Dataset rows describing interfaces >>
+ + +

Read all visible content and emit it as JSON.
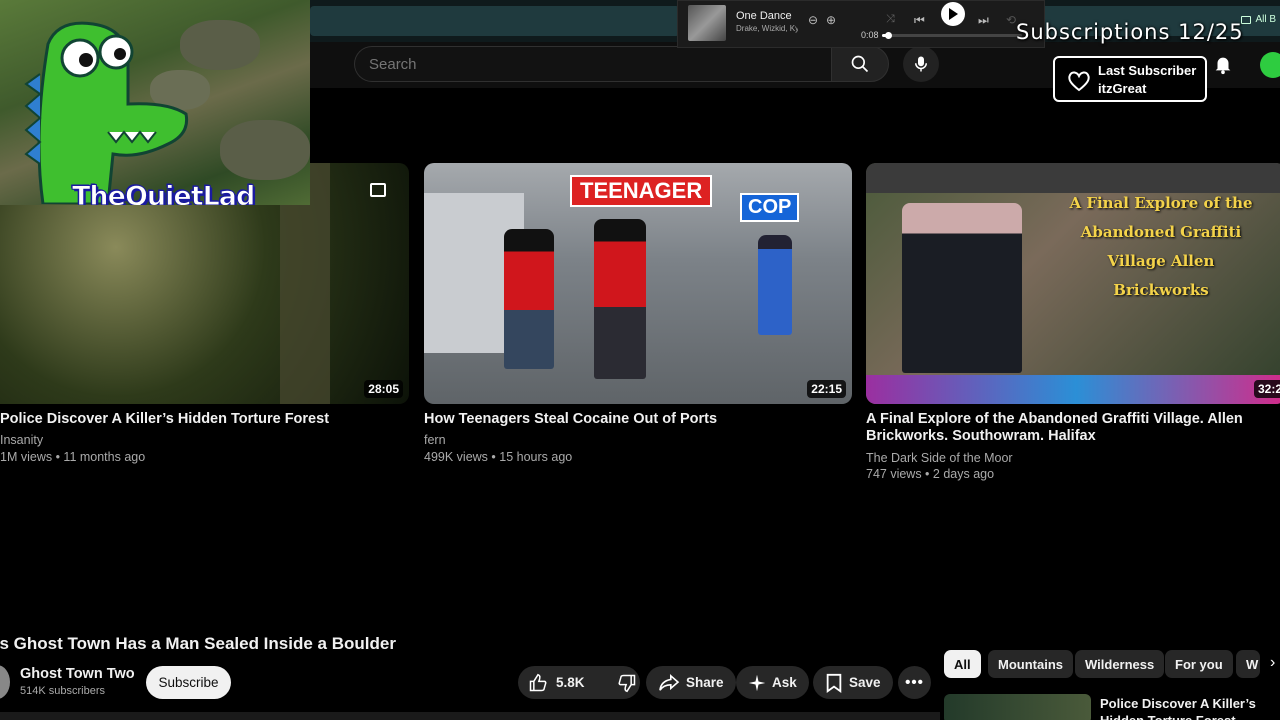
{
  "browser": {
    "bookmark_label": "All B"
  },
  "header": {
    "search_placeholder": "Search",
    "icons": [
      "search-icon",
      "mic-icon",
      "bell-icon"
    ]
  },
  "music": {
    "title": "One Dance",
    "artist": "Drake, Wizkid, Kyla",
    "elapsed": "0:08",
    "progress": 0.04
  },
  "overlay": {
    "subs_counter": "Subscriptions 12/25",
    "last_subscriber_label": "Last Subscriber",
    "last_subscriber_name": "itzGreat",
    "webcam_name": "TheQuietLad"
  },
  "videos": [
    {
      "title": "Police Discover A Killer’s Hidden Torture Forest",
      "channel": "Insanity",
      "meta": "1M views • 11 months ago",
      "duration": "28:05"
    },
    {
      "title": "How Teenagers Steal Cocaine Out of Ports",
      "channel": "fern",
      "meta": "499K views • 15 hours ago",
      "duration": "22:15",
      "labels": [
        "TEENAGER",
        "COP"
      ]
    },
    {
      "title": "A Final Explore of the Abandoned Graffiti Village. Allen Brickworks. Southowram. Halifax",
      "channel": "The Dark Side of the Moor",
      "meta": "747 views • 2 days ago",
      "duration": "32:2",
      "thumb_text": "A Final Explore of the Abandoned Graffiti Village Allen Brickworks"
    }
  ],
  "watch": {
    "title": "This Ghost Town Has a Man Sealed Inside a Boulder",
    "channel": "Ghost Town Two",
    "subscribers": "514K subscribers",
    "subscribe_label": "Subscribe",
    "likes": "5.8K",
    "share_label": "Share",
    "ask_label": "Ask",
    "save_label": "Save"
  },
  "chips": [
    "All",
    "Mountains",
    "Wilderness",
    "For you",
    "W"
  ],
  "side": {
    "title": "Police Discover A Killer’s Hidden Torture Forest"
  }
}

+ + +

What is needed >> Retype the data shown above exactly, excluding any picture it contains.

Solution to this task >>
Read all visible content and emit it as JSON.
{
  "browser": {
    "bookmark_label": "All B"
  },
  "header": {
    "search_placeholder": "Search",
    "icons": [
      "search-icon",
      "mic-icon",
      "bell-icon"
    ]
  },
  "music": {
    "title": "One Dance",
    "artist": "Drake, Wizkid, Kyla",
    "elapsed": "0:08",
    "progress": 0.04
  },
  "overlay": {
    "subs_counter": "Subscriptions 12/25",
    "last_subscriber_label": "Last Subscriber",
    "last_subscriber_name": "itzGreat",
    "webcam_name": "TheQuietLad"
  },
  "videos": [
    {
      "title": "Police Discover A Killer’s Hidden Torture Forest",
      "channel": "Insanity",
      "meta": "1M views • 11 months ago",
      "duration": "28:05"
    },
    {
      "title": "How Teenagers Steal Cocaine Out of Ports",
      "channel": "fern",
      "meta": "499K views • 15 hours ago",
      "duration": "22:15",
      "labels": [
        "TEENAGER",
        "COP"
      ]
    },
    {
      "title": "A Final Explore of the Abandoned Graffiti Village. Allen Brickworks. Southowram. Halifax",
      "channel": "The Dark Side of the Moor",
      "meta": "747 views • 2 days ago",
      "duration": "32:2",
      "thumb_text": "A Final Explore of the Abandoned Graffiti Village Allen Brickworks"
    }
  ],
  "watch": {
    "title": "This Ghost Town Has a Man Sealed Inside a Boulder",
    "channel": "Ghost Town Two",
    "subscribers": "514K subscribers",
    "subscribe_label": "Subscribe",
    "likes": "5.8K",
    "share_label": "Share",
    "ask_label": "Ask",
    "save_label": "Save"
  },
  "chips": [
    "All",
    "Mountains",
    "Wilderness",
    "For you",
    "W"
  ],
  "side": {
    "title": "Police Discover A Killer’s Hidden Torture Forest"
  }
}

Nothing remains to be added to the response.